noise anxietyOn the surface, a bit of noise anxiety or fear may not seem like that big of a deal. After all, the family cat is terrified of the vacuum and usually just finds a place to hide when the “dreaded machine” comes out. In actuality, noise aversion can pose many problems to health, safety, and general well-being.

What is Noise Aversion?

Noise aversion among pets produces fear and can escalate to a phobia when left unaddressed. These noises can include anything that’s both noisy and startling, including fireworks, gun shots, thunder, road construction, and so on.

Depending on the pet, there can be a wide range of responses and levels of severity. Typically, noise aversion is expressed with the following signs:

  • Restlessness
  • Pacing
  • Licking lips/panting
  • Hiding
  • Trembling
  • Changes in posture and physical stance (ears back, cowering, freezing, etc.)
  • Clinginess
  • Vocalization
  • Attempts to escape

Noise anxiety can develop into a chronic phobia, compromising immunity and health, as well as safety. Many pets go missing during the holidays and after a thunderstorm. If a pet escapes, numerous risks await him or her, including becoming permanently lost, being exposed to illnesses, and becoming injured. Chronic anxiety can also be disheartening for the pet’s family, as they helplessly watch their pet tremble in fear.

However, because this is such a common condition, there is good news! There are many ways you can help your canine pal deal with these fears.

Addressing Noise Anxiety in Dogs

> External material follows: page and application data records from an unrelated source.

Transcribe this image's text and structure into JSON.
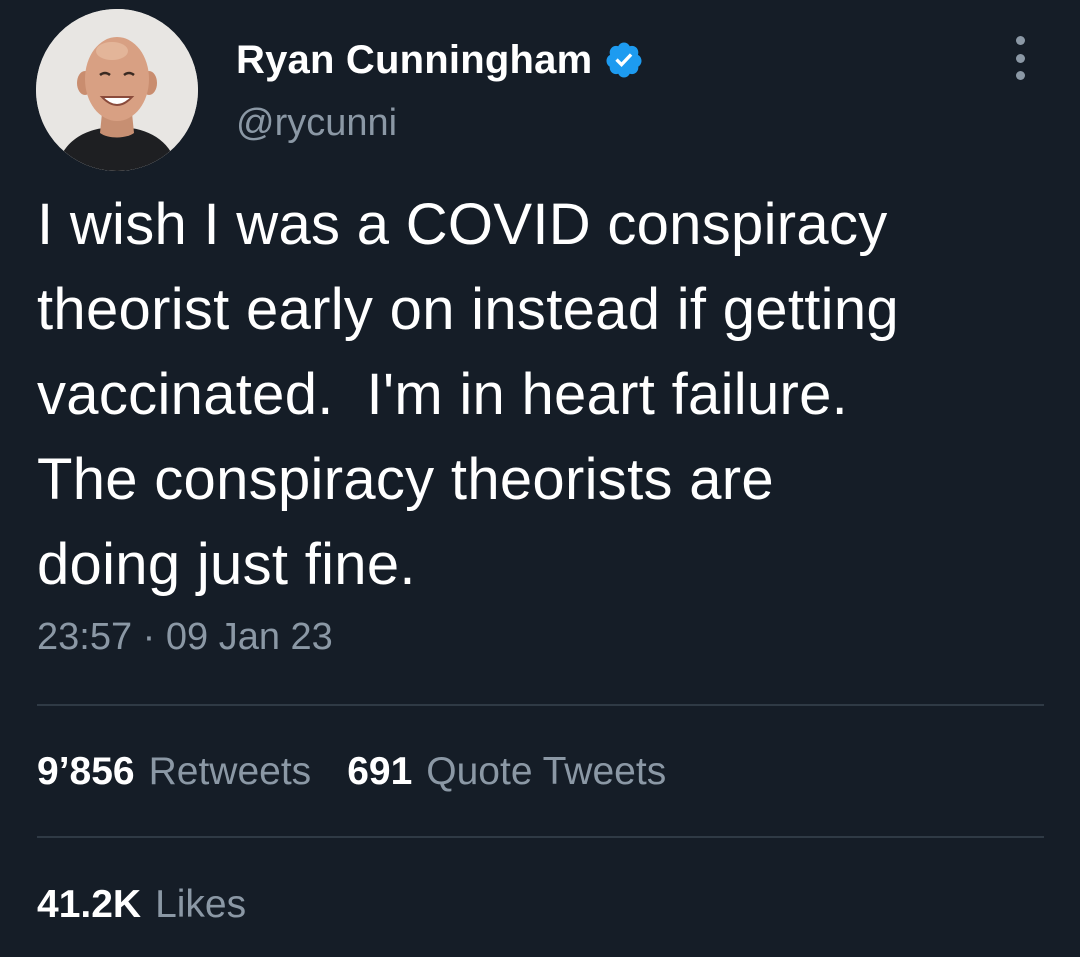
{
  "colors": {
    "background": "#151d27",
    "primary_text": "#ffffff",
    "secondary_text": "#8b98a5",
    "divider": "#2f3a45",
    "verified_badge": "#1d9bf0"
  },
  "author": {
    "display_name": "Ryan Cunningham",
    "handle": "@rycunni",
    "verified_icon": "verified-badge-icon",
    "avatar_icon": "user-avatar"
  },
  "tweet": {
    "text": "I wish I was a COVID conspiracy\ntheorist early on instead if getting\nvaccinated.  I'm in heart failure.\nThe conspiracy theorists are\ndoing just fine.",
    "time": "23:57",
    "separator": "·",
    "date": "09 Jan 23"
  },
  "stats": {
    "retweets": {
      "count": "9’856",
      "label": "Retweets"
    },
    "quote_tweets": {
      "count": "691",
      "label": "Quote Tweets"
    },
    "likes": {
      "count": "41.2K",
      "label": "Likes"
    }
  },
  "menu": {
    "icon": "more-options-icon"
  }
}
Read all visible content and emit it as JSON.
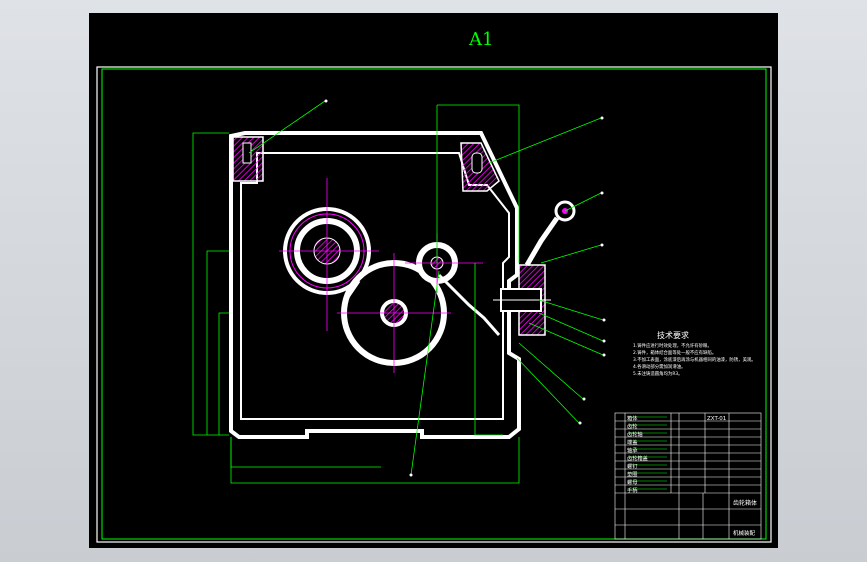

Your first step in addressing noise anxiety is an appointment with your friends at Shelden. Because some of the symptoms of anxiety can also indicate other health and behavioral issues, it’s important that your pet be examined. We can also discuss when these behaviors occur most often, how frequently, and if they have gotten worse.

If your pet is only mildly affected, simply buffering the noise by keeping him or her in a secure room with a tv, radio, or white noise machine may be a great solution. Likewise, if you plan on doing something noisy in your home, like vacuuming, this may be the perfect time for your pet to go on a walk with another family member. If you’re planning a big party for occasions like the Fourth of July, you should consider where your pet will be safest, such as a boarding facility or with a pet sitter or close friend.

In the case of chronic noise aversion, there are also some good options, including:

  • Behavioral counseling and training to gently help your pet become desensitized to loud noises
  • Medications that are mildly sedating
  • Products like the Thundershirt, which apply soothing pressure to your pet’s torso

One new product we often recommend is SILEO, a gel-based medication you can apply at home. Unlike other medications, SILEO does not sedate, but does have a calming effect.

To learn more about noise anxiety in dogs, the team at Shelden is here for you! Please give us a call.